Although the image of Joshua trees probably comes to mind when you think of Joshua Tree National Park, there are actually five native California fan palm oases in the park. For our last hike with Suzanne before we went our separate ways, we decided to hike the trail to Lost Palms Oasis at Cottonwood Spring, just 7 miles from our campsite.
In the southern portion of the park there are no Joshua trees at all, as this is the Colorado Desert (part of the Sonoran), not the Mojave, which is the higher desert where Joshua trees grow. But the scenery is still beautiful, with lots of rocks and colorful blooms.
And if you only want to walk a short distance from the parking lot there is a smaller fan palm oasis near the start of the trail at Cottonwood Spring.
Looking back at the oasis towards the parking lot.
We were here at a good time as so much was in bloom.
Yucca and more ocotillos.
My favorite, the sand blazing star.
The rocks were nice to look at, also.
Dead fish rock. See the spine?
There were quite a few birds, including this phainopepla. or silky flycatcher. Not the greatest photo but I like how you can see his crest. They also have a very pleasant call.
Jim has been playing lizard whisperer lately. Doesn’t this Blaine’s horned lizard have great camouflage? Sadly, due to increased temperatures and decreased rainfall they are being pushed out of their range and may eventually vanish from the park.
A face only a mother could love.
Many of the cacti were beginning to bloom, like this silver cholla.
And beavertail cactus.
This is a fairly long trail, about 3.5 miles to the palm oasis overlook, with lots of ups and downs, but nothing too strenuous.
There’s the Salton Sea again.
Then we finally arrived at the view of the palms.
Jim and I actually hiked this trail back in 2010, but neither of us remembered it except that when we got to this point we turned around and didn’t go all the way down to the palms. This time we were going all the way, but it felt like a long 0.2 miles down the steep rocks to get there. This is the worst part of the trail.
We finally made it down among the palms, which are numbered at over 100, but who’s counting.
We just admired them and listened to the wind rustle through the palm fronds. Did I mention it was another windy hiking day? Seems we haven’t been able to get away from it lately.

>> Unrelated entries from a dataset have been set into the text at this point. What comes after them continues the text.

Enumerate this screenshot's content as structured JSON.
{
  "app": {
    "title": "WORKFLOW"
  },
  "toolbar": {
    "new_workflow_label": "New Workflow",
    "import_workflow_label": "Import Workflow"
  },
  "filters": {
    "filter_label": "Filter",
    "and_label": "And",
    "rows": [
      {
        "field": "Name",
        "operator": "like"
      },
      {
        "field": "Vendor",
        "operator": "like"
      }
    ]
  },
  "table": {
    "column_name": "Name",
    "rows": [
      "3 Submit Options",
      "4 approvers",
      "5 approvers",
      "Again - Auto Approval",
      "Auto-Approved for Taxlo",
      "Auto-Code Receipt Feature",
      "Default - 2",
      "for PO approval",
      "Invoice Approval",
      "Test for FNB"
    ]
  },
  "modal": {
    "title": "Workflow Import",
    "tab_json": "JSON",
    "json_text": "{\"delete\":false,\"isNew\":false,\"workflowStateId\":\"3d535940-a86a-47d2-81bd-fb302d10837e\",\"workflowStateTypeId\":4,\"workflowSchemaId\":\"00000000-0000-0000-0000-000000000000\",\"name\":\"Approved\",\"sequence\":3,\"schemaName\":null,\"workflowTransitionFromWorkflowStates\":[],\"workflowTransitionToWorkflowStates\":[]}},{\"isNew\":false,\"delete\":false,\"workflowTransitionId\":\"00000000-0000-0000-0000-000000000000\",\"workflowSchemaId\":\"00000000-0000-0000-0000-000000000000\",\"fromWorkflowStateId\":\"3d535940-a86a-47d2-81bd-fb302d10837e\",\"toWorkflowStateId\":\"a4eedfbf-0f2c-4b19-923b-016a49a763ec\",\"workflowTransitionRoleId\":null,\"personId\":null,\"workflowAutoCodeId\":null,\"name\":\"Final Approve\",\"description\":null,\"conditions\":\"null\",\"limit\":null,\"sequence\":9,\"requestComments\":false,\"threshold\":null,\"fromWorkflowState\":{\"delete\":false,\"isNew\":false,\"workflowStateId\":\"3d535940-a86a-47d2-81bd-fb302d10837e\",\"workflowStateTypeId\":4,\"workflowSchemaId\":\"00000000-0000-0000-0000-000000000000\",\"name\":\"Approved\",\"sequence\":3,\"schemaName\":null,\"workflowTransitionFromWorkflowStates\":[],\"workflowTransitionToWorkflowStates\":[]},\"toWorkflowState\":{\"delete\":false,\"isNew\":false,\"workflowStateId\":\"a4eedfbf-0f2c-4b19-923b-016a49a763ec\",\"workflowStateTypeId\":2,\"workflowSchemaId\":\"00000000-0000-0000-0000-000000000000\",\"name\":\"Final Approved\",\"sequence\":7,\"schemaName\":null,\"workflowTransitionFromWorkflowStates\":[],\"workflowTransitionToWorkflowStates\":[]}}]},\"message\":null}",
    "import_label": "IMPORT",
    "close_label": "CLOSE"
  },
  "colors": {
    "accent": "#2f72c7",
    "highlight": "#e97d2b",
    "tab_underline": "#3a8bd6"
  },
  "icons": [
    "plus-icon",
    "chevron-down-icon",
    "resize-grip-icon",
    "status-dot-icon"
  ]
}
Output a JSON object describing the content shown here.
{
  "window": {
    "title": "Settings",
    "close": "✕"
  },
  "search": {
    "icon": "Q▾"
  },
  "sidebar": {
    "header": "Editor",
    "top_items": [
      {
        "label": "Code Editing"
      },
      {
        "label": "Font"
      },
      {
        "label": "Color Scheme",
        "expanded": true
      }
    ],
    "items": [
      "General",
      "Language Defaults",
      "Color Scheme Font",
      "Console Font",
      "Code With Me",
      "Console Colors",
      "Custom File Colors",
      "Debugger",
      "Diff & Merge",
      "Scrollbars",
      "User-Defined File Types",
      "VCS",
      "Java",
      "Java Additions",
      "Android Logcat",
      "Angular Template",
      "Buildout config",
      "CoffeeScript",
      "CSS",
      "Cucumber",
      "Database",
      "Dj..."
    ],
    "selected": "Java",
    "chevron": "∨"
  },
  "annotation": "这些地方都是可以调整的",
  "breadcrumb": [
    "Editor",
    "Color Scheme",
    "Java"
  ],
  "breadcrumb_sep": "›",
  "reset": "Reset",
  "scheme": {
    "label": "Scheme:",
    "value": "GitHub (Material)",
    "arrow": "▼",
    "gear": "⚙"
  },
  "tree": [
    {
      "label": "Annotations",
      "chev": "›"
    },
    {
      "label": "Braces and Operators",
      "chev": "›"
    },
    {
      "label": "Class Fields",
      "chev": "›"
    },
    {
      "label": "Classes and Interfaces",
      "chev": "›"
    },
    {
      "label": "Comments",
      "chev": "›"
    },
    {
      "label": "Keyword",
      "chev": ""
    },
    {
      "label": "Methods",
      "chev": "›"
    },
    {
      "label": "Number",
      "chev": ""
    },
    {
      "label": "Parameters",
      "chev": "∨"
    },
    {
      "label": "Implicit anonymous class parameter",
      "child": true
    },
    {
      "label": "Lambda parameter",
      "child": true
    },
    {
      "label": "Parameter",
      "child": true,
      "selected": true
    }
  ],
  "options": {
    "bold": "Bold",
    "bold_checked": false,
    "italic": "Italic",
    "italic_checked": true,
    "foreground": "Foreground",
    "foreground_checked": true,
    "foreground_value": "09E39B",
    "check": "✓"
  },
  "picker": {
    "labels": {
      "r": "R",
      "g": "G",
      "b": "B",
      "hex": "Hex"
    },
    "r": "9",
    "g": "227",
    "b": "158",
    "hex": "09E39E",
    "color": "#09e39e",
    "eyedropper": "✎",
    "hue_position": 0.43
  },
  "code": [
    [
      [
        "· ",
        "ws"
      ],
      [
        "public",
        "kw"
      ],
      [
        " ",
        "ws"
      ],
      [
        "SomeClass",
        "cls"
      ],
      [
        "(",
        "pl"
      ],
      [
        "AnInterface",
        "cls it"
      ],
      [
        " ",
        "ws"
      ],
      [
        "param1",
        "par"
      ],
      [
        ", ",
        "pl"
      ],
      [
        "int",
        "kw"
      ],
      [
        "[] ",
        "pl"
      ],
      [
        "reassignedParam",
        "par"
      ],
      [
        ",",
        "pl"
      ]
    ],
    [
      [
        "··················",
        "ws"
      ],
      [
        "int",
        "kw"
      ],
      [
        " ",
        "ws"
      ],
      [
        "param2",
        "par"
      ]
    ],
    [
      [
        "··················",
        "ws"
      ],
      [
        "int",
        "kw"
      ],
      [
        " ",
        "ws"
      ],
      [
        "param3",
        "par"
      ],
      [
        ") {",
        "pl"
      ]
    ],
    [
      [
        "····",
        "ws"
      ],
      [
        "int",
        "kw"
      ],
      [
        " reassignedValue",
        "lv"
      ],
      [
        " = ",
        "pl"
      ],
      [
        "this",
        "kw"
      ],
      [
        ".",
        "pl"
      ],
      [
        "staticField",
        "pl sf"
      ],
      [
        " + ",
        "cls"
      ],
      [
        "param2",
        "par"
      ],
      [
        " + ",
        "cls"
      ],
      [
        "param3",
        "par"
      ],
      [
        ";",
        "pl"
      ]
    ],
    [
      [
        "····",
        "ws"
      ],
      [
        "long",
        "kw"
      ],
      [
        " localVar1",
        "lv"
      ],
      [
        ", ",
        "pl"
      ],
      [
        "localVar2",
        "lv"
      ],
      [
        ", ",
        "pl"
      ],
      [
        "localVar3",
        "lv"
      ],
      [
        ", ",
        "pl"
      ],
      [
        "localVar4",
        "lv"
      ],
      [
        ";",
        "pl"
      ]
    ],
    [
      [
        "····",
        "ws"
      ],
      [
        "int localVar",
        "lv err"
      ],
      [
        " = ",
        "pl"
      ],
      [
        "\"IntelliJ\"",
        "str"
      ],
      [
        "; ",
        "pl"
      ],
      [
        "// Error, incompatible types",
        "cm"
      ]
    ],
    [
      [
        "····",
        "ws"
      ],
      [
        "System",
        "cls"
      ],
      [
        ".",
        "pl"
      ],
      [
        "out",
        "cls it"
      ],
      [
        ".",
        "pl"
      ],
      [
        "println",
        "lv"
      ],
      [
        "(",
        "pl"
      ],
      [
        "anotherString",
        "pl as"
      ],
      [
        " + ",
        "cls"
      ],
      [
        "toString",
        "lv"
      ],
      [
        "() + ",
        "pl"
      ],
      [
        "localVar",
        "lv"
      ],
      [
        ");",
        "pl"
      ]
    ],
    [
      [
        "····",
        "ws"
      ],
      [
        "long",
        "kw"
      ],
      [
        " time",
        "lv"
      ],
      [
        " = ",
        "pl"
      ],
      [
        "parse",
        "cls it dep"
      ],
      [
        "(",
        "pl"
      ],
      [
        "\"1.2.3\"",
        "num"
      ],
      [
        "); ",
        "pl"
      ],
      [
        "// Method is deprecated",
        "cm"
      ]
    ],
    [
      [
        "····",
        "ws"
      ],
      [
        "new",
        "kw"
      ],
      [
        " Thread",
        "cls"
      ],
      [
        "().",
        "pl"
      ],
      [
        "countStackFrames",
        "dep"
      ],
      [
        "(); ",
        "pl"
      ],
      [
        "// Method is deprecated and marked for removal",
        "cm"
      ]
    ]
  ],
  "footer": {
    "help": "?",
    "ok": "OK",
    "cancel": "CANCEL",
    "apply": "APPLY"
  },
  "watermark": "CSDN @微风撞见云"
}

Here’s a goofy selfie. Jim, Gayle and Suzanne.
It was another good day on the trail, and after we got back had the pleasure to meet Alex and Ellen, fulltime RVers who were parked just down the road from us. Then a green Lazy Daze pulled in belonging to Nancy (Wish You Were Here!), who we haven’t seen since last summer in Colorado. She and her dog Dolly were taking her daughter back to college and just pulled in for the night. It was nice visiting with everybody.
The following day we said our goodbyes to Suzanne and made the 80 mile drive full circle back to Jojoba Hills. As you might have guessed, we’ve temporarily put up our hiking boots and cameras in exchange for pickleball paddles. So far it’s been great fun.